Culture Hack

No More “Inside Jokes” For the Wealthy: How Millennials and Gen-Zers are Using the Tools They Have to Combat Gatekeeping

We all need role models and people who inspire us to strive for greatness beyond the simple things that we know. Throughout history, public figures and their impact on others has been carried out as sort of a domino effect; for every distinguished person in one generation, there’s at least one influential person in the next, watching and learning from everything they do in the public eye. When it comes to broadening the horizons of success, it could be argued that those most admired by 21st century society have explored their options beyond the talents they became known for.
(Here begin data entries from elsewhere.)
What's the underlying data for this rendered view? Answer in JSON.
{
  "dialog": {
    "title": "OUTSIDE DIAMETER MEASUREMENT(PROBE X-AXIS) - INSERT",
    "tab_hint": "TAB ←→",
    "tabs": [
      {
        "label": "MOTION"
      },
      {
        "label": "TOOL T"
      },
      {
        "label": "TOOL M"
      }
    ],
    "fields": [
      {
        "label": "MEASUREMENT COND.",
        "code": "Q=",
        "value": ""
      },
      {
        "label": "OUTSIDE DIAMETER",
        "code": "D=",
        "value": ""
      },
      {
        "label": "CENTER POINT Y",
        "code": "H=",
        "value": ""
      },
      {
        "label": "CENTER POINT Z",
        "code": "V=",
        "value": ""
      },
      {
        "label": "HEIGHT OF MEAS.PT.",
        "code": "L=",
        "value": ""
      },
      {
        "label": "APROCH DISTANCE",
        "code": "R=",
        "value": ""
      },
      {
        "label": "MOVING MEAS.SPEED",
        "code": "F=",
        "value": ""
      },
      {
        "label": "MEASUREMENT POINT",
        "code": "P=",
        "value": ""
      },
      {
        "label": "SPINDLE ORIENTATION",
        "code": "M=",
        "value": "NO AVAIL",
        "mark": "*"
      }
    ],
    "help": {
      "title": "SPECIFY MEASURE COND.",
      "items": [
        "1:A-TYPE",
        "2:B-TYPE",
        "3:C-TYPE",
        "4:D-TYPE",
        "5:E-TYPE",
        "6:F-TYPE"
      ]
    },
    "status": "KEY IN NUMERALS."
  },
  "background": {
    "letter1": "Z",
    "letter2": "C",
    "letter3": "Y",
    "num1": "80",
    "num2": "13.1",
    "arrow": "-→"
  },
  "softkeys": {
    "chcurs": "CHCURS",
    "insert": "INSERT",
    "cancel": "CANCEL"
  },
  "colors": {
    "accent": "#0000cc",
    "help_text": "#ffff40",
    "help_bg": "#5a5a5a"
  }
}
But with that pre-established influence and the support of the public, is there a fine line between becoming a beacon of hope and a threat to the success of future entrepreneurs?

In a recent segment on his show “Mad Money,” CNBC’s Jim Cramer essentially called the new SPACs “inside jokes” for those already rich and famous, going on to call the new type of IPO “a way for celebrities to monetize their reputations.” Because of the risk investors have to face in contributing to these companies, the people they most often serve effectively have established strong connections with the public and, therefore, have their fame as collateral.

The new versions of SPACs speak to the exclusive concept of celebrity that has felt like a “once in a lifetime” status for most to attain and how easily doors appear open once it is achieved. If you gathered even a small amount of fans during your prime, the opportunities are most likely endless. 

Around 54% of Gen-Z have said they want to start their own company, according to a Nielsen study.

While the majority of other generations have been comfortable with the roles and powers the rich and famous play in society, Millennials and Gen-Zers were born with this desire for more. With social media as their tools for education, connection, and creation,  these generations are fully capable of making names for themselves through the internet. The idea of “going viral” is no longer for random home videos with funny cats; influencers of these age groups utilize the ability to relate to or entertain their peers as a way to network.

According to a Future of Money Study, close to 31% of Gen-Z and 30% of Millennials use “side hustles” as a primary source of income, including — but not limited to — tech-based work. 

While most may not have the names of the fame to be their collateral when it comes to gaining the trust of supporters, they have something far more personable: their empathy. Bigger names might maintain the support of fans from their foundational careers but these homegrown innovators develop communities that will promote them by any means necessary. 

Though the youngest generations have found a way past the gatekeeping of success, the famous, multi-talented entrepreneurs still have something to contribute. In uplifting the small businesses and hustles of people who cannot easily start SPACs or other risky ventures, they bridge the gap between the large pools of fans and the more niche support systems. They also suggest to their followers that stars are not only aware of the brilliant creators they’ve inspired but that they are ready to see what they will do for society and how they will impact the culture.